She added that she had “support of the team at DEI” and they have been “encouraging me to write my story.” She has considered working on a memoir, “or short article” about her background, experiences and insight, with a lens on the “historical issues” in Afghanistan as well, specifically looking at the past 20 years.
She also hopes to get “more in touch with the student-run associations at Marymount” that carry out work pertaining to BIPOC (Black, Indigenous and people of color) and Dreamer (Development, Relief and Education for Alien Minors Act) rights.
Having to put her education on hiatus — Yarmohammadi began a master’s program in International Relations, Peace Building and Diplomacy in 2019 — she is “looking at ways I can continue my education here.” Education as a whole is a sphere which she remains passionate about as it relates directly to her work with women’s rights — women in Afghanistan can no longer receive higher education — and, with the near future in mind, she has expressed keen interest in teaching at some point.
Yarmohammadi stated “this needs to be a lecture or a course.” Teaching people in detail about this multifaceted subject would be a “way forward.” Women in Afghanistan “want to bring back those achievements” that have since been broken down by the Taliban. She stressed the issue of women’s rights and social justice has to be seen in tandem with the political problems in Afghanistan.
Honesty, transparency and inclusion are cornerstones of Yarmohammadi’s experiences in both advocacy and education. Talking about her country’s future, she stated women in Afghanistan “are still fighting for their rights. They are now stronger, more committed.” Advocating for women’s rights and social justice in Afghanistan remains one of her foremost goals in the years ahead.

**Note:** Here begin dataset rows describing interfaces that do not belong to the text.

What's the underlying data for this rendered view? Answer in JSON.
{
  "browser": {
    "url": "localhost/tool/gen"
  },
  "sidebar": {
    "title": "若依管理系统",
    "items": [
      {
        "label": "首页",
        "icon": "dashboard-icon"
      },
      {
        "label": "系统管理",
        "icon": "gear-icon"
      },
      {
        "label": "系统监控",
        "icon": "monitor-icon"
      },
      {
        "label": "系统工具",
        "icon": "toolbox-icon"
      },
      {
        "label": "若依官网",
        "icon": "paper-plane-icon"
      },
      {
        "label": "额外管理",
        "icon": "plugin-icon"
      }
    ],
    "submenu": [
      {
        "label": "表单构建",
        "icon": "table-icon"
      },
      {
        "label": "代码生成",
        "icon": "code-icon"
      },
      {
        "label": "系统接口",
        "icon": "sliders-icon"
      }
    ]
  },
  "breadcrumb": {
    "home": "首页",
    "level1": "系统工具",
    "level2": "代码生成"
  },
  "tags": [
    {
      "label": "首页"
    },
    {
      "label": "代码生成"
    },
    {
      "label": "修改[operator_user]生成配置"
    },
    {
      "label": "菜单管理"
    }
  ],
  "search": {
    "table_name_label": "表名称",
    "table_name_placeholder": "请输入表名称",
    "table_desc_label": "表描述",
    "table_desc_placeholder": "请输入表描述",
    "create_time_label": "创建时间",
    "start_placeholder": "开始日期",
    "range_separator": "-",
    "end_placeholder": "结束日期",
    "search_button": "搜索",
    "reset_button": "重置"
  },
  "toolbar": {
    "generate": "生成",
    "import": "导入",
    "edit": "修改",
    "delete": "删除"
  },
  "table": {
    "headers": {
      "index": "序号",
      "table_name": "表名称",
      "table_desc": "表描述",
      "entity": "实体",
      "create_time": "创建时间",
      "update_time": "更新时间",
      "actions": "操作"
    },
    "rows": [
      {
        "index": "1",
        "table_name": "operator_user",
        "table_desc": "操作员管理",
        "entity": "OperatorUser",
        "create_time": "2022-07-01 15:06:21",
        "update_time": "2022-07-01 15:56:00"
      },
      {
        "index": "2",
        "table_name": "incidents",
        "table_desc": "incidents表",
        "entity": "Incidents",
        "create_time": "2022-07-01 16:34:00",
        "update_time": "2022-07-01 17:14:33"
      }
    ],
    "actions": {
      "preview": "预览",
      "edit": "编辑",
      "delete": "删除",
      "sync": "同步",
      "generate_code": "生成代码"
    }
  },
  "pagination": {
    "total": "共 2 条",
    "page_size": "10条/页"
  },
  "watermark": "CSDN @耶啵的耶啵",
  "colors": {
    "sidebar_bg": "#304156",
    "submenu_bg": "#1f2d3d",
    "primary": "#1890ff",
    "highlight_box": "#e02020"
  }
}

The Center for Diversity, Equity and Inclusion is located in Rowley Hall, Suite 1004, at Marymount University (2807 N Glebe Rd, Arlington). For more information, call 703-908-7863 or email firstname.lastname@example.org.